[Dataset rows for apps and sites]

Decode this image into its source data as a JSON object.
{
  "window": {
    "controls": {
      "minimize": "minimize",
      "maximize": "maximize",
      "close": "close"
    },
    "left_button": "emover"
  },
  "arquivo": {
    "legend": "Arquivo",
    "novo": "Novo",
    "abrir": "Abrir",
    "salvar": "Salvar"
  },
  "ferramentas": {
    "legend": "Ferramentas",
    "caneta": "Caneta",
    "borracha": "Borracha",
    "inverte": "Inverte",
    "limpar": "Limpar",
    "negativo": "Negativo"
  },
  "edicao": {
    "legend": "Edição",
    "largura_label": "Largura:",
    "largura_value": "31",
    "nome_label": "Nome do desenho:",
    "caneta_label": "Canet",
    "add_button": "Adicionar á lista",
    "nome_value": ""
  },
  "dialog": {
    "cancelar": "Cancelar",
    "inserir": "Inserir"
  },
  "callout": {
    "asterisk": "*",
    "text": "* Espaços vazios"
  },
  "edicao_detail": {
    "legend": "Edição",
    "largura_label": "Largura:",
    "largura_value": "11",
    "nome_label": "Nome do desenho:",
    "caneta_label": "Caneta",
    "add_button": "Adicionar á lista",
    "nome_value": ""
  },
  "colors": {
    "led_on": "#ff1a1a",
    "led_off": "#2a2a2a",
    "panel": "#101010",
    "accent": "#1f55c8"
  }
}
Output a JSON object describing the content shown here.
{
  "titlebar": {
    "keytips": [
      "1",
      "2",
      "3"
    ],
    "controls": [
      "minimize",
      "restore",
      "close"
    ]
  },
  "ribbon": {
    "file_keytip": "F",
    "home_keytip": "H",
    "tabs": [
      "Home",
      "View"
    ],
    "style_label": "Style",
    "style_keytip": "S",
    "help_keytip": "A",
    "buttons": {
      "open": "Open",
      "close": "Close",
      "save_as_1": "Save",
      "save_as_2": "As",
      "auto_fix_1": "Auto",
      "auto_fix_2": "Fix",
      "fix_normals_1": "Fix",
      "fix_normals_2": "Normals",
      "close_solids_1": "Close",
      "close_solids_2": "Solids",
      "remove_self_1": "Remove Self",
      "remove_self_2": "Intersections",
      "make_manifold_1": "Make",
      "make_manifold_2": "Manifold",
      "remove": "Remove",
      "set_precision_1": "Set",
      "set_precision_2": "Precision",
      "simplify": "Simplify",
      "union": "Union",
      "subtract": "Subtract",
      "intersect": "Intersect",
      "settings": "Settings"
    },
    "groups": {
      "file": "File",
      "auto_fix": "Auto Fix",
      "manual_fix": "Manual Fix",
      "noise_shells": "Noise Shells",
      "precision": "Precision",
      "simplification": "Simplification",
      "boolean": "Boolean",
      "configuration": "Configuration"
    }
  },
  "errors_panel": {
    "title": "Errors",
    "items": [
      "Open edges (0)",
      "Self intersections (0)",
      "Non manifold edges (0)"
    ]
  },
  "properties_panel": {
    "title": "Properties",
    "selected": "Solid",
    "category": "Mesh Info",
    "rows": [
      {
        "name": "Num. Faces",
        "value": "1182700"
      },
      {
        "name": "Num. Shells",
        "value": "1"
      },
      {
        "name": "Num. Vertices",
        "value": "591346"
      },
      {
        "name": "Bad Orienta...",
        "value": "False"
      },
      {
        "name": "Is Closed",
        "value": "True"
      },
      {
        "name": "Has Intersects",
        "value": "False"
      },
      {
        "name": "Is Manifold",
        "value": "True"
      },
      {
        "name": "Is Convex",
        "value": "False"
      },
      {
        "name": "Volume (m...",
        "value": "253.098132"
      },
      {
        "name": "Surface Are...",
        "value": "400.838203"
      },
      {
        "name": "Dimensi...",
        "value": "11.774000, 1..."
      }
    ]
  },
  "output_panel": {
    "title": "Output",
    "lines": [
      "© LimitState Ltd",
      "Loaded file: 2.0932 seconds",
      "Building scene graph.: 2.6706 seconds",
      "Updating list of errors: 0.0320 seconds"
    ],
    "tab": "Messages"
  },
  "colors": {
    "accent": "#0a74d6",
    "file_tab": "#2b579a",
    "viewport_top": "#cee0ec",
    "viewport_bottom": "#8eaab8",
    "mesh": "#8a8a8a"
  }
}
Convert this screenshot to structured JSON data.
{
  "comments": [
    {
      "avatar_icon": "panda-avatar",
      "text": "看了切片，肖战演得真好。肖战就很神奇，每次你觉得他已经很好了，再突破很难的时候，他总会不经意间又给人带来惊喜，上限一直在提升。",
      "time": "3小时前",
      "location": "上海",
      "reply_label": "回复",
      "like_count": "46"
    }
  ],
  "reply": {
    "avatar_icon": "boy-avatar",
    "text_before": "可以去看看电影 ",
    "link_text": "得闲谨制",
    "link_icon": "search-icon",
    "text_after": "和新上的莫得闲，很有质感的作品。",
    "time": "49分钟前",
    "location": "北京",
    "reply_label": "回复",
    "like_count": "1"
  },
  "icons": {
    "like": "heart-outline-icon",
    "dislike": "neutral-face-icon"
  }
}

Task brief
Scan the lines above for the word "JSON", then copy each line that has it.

Task output
Decode this image into its source data as a JSON object.
Output a JSON object describing the content shown here.
Convert this screenshot to structured JSON data.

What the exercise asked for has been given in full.